(Component data from apps and pages)
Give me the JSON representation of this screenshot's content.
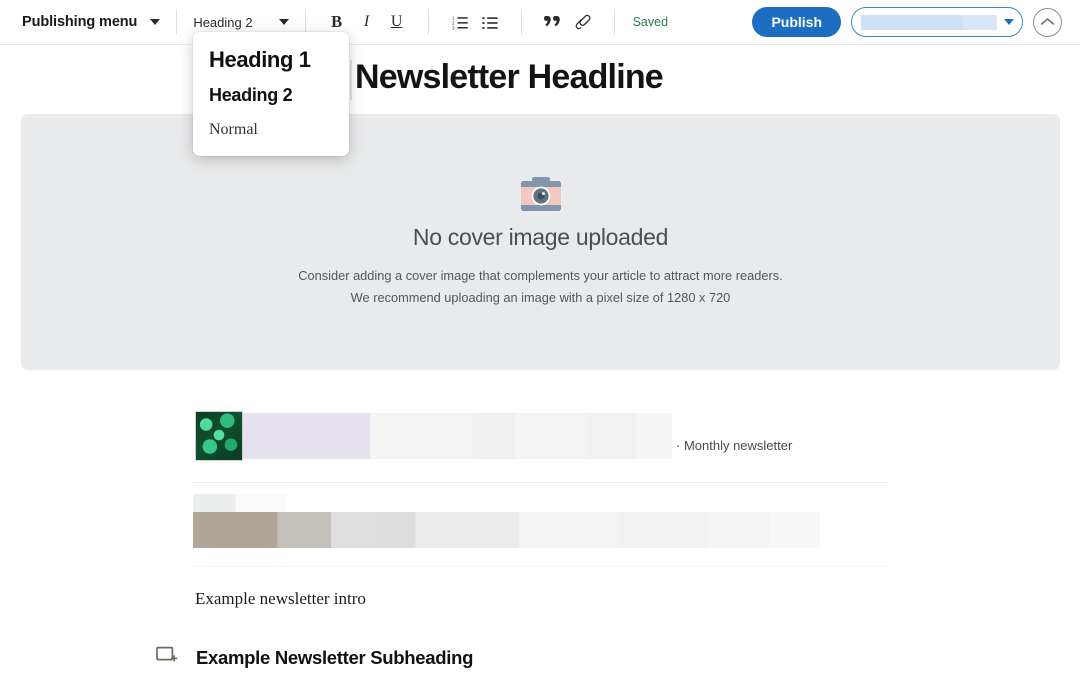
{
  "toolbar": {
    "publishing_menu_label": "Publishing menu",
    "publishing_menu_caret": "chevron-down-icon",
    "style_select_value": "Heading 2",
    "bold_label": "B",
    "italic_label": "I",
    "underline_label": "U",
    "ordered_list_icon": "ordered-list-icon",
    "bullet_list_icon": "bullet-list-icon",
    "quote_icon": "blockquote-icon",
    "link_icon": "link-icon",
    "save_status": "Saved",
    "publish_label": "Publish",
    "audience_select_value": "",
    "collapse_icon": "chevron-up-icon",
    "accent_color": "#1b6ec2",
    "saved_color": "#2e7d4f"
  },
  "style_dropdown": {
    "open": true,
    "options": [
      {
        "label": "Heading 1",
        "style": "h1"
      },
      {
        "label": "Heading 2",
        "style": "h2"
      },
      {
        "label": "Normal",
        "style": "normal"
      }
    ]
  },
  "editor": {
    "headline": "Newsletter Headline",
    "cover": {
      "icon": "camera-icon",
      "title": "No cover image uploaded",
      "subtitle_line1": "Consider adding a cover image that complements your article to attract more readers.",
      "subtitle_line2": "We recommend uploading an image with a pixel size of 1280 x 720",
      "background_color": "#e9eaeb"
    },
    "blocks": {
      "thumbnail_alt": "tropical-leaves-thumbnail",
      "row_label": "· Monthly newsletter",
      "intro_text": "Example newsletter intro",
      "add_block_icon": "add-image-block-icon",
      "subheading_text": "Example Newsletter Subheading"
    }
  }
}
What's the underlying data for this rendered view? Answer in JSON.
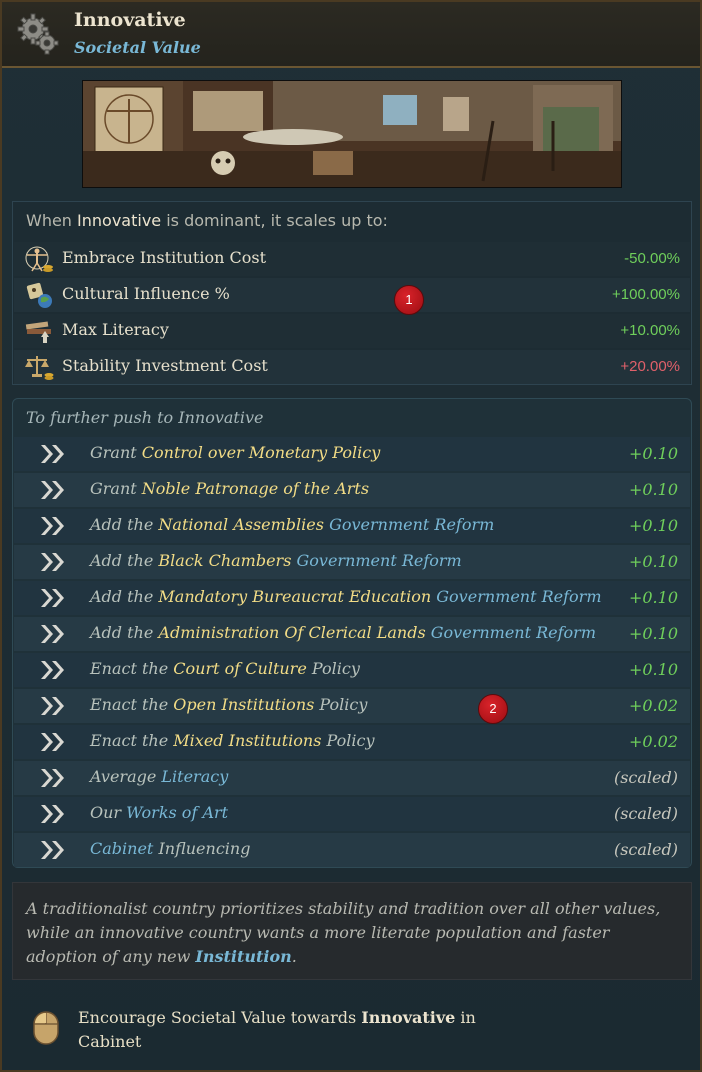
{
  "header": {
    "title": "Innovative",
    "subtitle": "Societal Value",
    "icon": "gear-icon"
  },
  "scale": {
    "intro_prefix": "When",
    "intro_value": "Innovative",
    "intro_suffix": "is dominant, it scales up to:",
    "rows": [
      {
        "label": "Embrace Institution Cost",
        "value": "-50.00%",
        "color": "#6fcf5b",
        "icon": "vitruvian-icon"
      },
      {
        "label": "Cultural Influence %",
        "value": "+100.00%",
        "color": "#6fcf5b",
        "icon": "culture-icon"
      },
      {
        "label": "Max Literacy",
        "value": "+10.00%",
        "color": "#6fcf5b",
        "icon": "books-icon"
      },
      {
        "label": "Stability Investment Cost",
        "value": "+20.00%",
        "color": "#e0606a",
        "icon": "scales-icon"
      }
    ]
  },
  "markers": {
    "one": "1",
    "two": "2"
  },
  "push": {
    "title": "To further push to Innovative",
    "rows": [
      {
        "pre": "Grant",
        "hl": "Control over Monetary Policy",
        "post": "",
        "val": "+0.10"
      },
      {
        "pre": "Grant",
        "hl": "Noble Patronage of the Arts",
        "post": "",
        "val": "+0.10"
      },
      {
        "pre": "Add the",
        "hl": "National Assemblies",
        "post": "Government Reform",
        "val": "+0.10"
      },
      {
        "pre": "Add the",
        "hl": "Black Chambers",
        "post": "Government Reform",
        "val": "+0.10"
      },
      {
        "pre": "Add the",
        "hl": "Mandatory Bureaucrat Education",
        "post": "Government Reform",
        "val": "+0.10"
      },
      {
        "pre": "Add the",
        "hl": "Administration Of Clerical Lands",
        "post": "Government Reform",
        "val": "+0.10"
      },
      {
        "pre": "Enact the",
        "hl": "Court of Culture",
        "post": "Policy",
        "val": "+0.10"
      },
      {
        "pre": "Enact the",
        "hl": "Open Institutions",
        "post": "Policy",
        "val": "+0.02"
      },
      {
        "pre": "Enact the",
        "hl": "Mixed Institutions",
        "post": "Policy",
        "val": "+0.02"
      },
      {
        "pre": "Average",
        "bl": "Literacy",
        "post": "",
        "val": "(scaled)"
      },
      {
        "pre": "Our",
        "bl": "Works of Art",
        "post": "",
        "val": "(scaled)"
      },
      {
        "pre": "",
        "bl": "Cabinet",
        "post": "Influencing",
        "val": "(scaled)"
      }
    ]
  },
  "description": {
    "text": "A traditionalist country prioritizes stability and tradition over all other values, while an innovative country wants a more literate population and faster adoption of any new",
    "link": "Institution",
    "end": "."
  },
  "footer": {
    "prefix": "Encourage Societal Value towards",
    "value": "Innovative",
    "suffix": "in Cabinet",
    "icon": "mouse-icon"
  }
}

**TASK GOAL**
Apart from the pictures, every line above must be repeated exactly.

**OUTPUT BELOW**
Give me the JSON representation of this screenshot's content.
{
  "toolbar": {
    "publishing_menu_label": "Publishing menu",
    "publishing_menu_caret": "chevron-down-icon",
    "style_select_value": "Heading 2",
    "bold_label": "B",
    "italic_label": "I",
    "underline_label": "U",
    "ordered_list_icon": "ordered-list-icon",
    "bullet_list_icon": "bullet-list-icon",
    "quote_icon": "blockquote-icon",
    "link_icon": "link-icon",
    "save_status": "Saved",
    "publish_label": "Publish",
    "audience_select_value": "",
    "collapse_icon": "chevron-up-icon",
    "accent_color": "#1b6ec2",
    "saved_color": "#2e7d4f"
  },
  "style_dropdown": {
    "open": true,
    "options": [
      {
        "label": "Heading 1",
        "style": "h1"
      },
      {
        "label": "Heading 2",
        "style": "h2"
      },
      {
        "label": "Normal",
        "style": "normal"
      }
    ]
  },
  "editor": {
    "headline": "Newsletter Headline",
    "cover": {
      "icon": "camera-icon",
      "title": "No cover image uploaded",
      "subtitle_line1": "Consider adding a cover image that complements your article to attract more readers.",
      "subtitle_line2": "We recommend uploading an image with a pixel size of 1280 x 720",
      "background_color": "#e9eaeb"
    },
    "blocks": {
      "thumbnail_alt": "tropical-leaves-thumbnail",
      "row_label": "· Monthly newsletter",
      "intro_text": "Example newsletter intro",
      "add_block_icon": "add-image-block-icon",
      "subheading_text": "Example Newsletter Subheading"
    }
  }
}
What's the underlying data for this rendered view? Answer in JSON.
{
  "header": {
    "title": "Innovative",
    "subtitle": "Societal Value",
    "icon": "gear-icon"
  },
  "scale": {
    "intro_prefix": "When",
    "intro_value": "Innovative",
    "intro_suffix": "is dominant, it scales up to:",
    "rows": [
      {
        "label": "Embrace Institution Cost",
        "value": "-50.00%",
        "color": "#6fcf5b",
        "icon": "vitruvian-icon"
      },
      {
        "label": "Cultural Influence %",
        "value": "+100.00%",
        "color": "#6fcf5b",
        "icon": "culture-icon"
      },
      {
        "label": "Max Literacy",
        "value": "+10.00%",
        "color": "#6fcf5b",
        "icon": "books-icon"
      },
      {
        "label": "Stability Investment Cost",
        "value": "+20.00%",
        "color": "#e0606a",
        "icon": "scales-icon"
      }
    ]
  },
  "markers": {
    "one": "1",
    "two": "2"
  },
  "push": {
    "title": "To further push to Innovative",
    "rows": [
      {
        "pre": "Grant",
        "hl": "Control over Monetary Policy",
        "post": "",
        "val": "+0.10"
      },
      {
        "pre": "Grant",
        "hl": "Noble Patronage of the Arts",
        "post": "",
        "val": "+0.10"
      },
      {
        "pre": "Add the",
        "hl": "National Assemblies",
        "post": "Government Reform",
        "val": "+0.10"
      },
      {
        "pre": "Add the",
        "hl": "Black Chambers",
        "post": "Government Reform",
        "val": "+0.10"
      },
      {
        "pre": "Add the",
        "hl": "Mandatory Bureaucrat Education",
        "post": "Government Reform",
        "val": "+0.10"
      },
      {
        "pre": "Add the",
        "hl": "Administration Of Clerical Lands",
        "post": "Government Reform",
        "val": "+0.10"
      },
      {
        "pre": "Enact the",
        "hl": "Court of Culture",
        "post": "Policy",
        "val": "+0.10"
      },
      {
        "pre": "Enact the",
        "hl": "Open Institutions",
        "post": "Policy",
        "val": "+0.02"
      },
      {
        "pre": "Enact the",
        "hl": "Mixed Institutions",
        "post": "Policy",
        "val": "+0.02"
      },
      {
        "pre": "Average",
        "bl": "Literacy",
        "post": "",
        "val": "(scaled)"
      },
      {
        "pre": "Our",
        "bl": "Works of Art",
        "post": "",
        "val": "(scaled)"
      },
      {
        "pre": "",
        "bl": "Cabinet",
        "post": "Influencing",
        "val": "(scaled)"
      }
    ]
  },
  "description": {
    "text": "A traditionalist country prioritizes stability and tradition over all other values, while an innovative country wants a more literate population and faster adoption of any new",
    "link": "Institution",
    "end": "."
  },
  "footer": {
    "prefix": "Encourage Societal Value towards",
    "value": "Innovative",
    "suffix": "in Cabinet",
    "icon": "mouse-icon"
  }
}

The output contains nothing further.